1. Introduction

Peace is the absence of fighting and war. It is security, wellbeing and harmony [1]. Peace is desirable in Islam, although it also allows violence and war. In Christian faith, Jesus Christ is the example for peace making, who establishes a Kingdom of Peace where all believers are to be healed of evil powers.

2. Focus in Qur’an to Paradise with the world of senses

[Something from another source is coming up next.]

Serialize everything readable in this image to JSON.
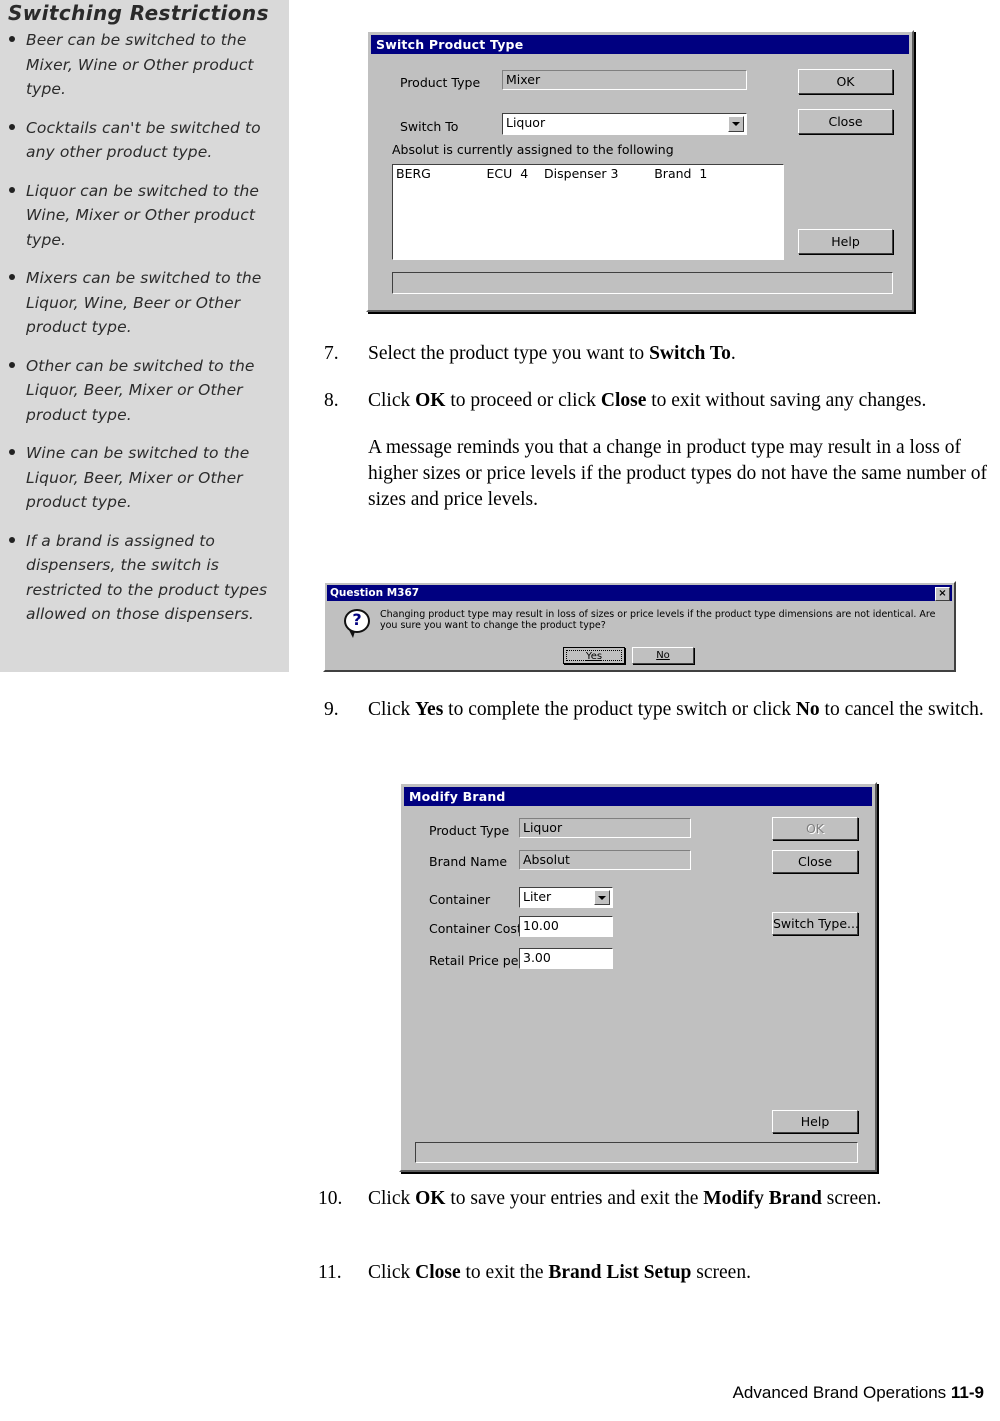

The Arab religions before Muhammad had no vision about an afterlife beyond death. Therefore the Qur’an with its view of a Paradise in which the blessed stay forever after the Last Judgement, opened new perspectives, including one or more gardens for the soul and pleasure for the eyes (e.g. Qur’an 43:71, 67:15) and good food (e.g. Qur’an 13:35, 14:23, 47:15) [2]. Some Sufi’s and Islamic thinkers have reservations to a much pronounced sensuous description of Paradise, supported by Qur’an 75:22-25 – Yusuf Ali: “Some faces, that Day, will beam (in brightness and beauty), Looking towards their Lord; And some faces, that Day, will be sad and dismal”. See also Qur’an 9:72: “but approval from Allah is greater. It is that which is the great attainment”. Therefore God guides to the perfect path and to the home of peace (Qur’an 10:25). More and more Muslims are open for a more metaphoric interpretation of the descriptions of Paradise in the Qur’an.

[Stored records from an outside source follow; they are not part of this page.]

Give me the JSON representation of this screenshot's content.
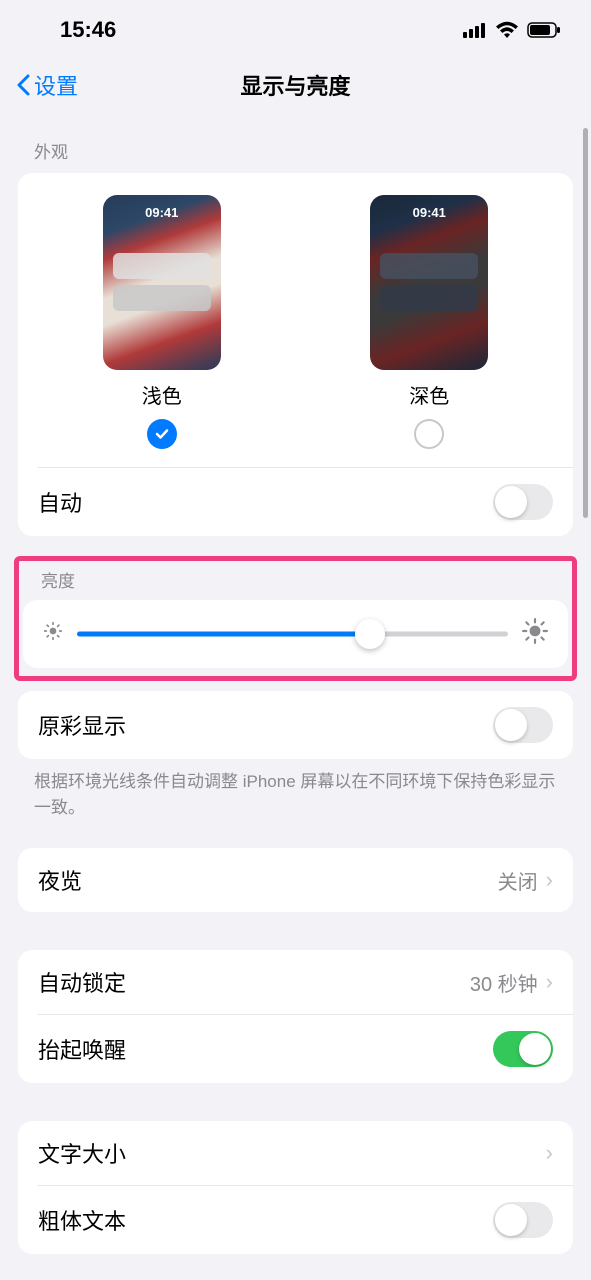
{
  "status": {
    "time": "15:46"
  },
  "nav": {
    "back": "设置",
    "title": "显示与亮度"
  },
  "appearance": {
    "header": "外观",
    "preview_time": "09:41",
    "light_label": "浅色",
    "dark_label": "深色",
    "auto_label": "自动"
  },
  "brightness": {
    "header": "亮度",
    "value_percent": 68,
    "truetone_label": "原彩显示",
    "truetone_desc": "根据环境光线条件自动调整 iPhone 屏幕以在不同环境下保持色彩显示一致。"
  },
  "night_shift": {
    "label": "夜览",
    "value": "关闭"
  },
  "auto_lock": {
    "label": "自动锁定",
    "value": "30 秒钟"
  },
  "raise_wake": {
    "label": "抬起唤醒"
  },
  "text_size": {
    "label": "文字大小"
  },
  "bold_text": {
    "label": "粗体文本"
  }
}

3. Focus in New Testament to Paradise with peace

The New Testament is focused on eternal life in Paradise. According to many people, peace is a situation without a violent conflict. The New Testament defines peace in relation to justice, that is healthy relations between people with wealth and a good governance that serves the true interests of all people. Therefore a program is necessary to realize peace [3], including acceptance of the governance, escaping to another area and the Messianic way. Christian faith is free from the world of senses in Islam. Therefore faith in the Jesus Christ as Savior of mankind is the purest faith [4].

4. Conclusion

Islam is oriented to contemplation, surrender and being rational acceptable, while Christian faith is focused on the coming of the Kingdom of Heaven. Therefore the Gospel of Jesus Christ has not peace as a social program, but as inner peace that can be expressed as a true relation with God [5]: “Blessed are the peacemakers, for they shall be called sons of God” (Matthew 5:9). At the sacrifice of Jesus Christ on the Cross, Jesus opened the door to Paradise to mankind again: “And Jesus said to him, “Assuredly, I say to you, today you will be with Me in Paradise.” (Luke 23:43). When Jesus presented himself to his disciples after the resurrection, he said: “So Jesus said to them again, “Peace to you!” (John 20:21). Therefore peace is an attribute of Paradise.


Notes:

1. Peace, in: Hans Dieter Betz et al (ed), Religion Past & Present, Encyclopedia of Theology and Religion, Volume IX, A-Bhu, Brill, Leiden 2011, 658.
2. Paradise, in: Hans Dieter Betz et al (ed), Religion Past & Present, Encyclopedia of Theology and Religion, Volume IX, A-Bhu, Brill, Leiden 2011, 529.
3. Terrence J. Rynne, Gandhi and Jesus, The Saving Power of Nonviolence, Orbis Books, New York, 2008, 100-101.
4. Friedrich D. E. Schleiermacher, The Christian Faith (translated by H. R. Machintosh and J. S. Steward), Edinburgh: T. & T. Clark, 1928, 38.
5. Peace, in: Hans Dieter Betz et al (ed), Religion Past & Present, Encyclopedia of Theology and Religion, Volume IX, A-Bhu, Brill, Leiden 2011, 658.

Qur'an 19:33: Is Jesus peace?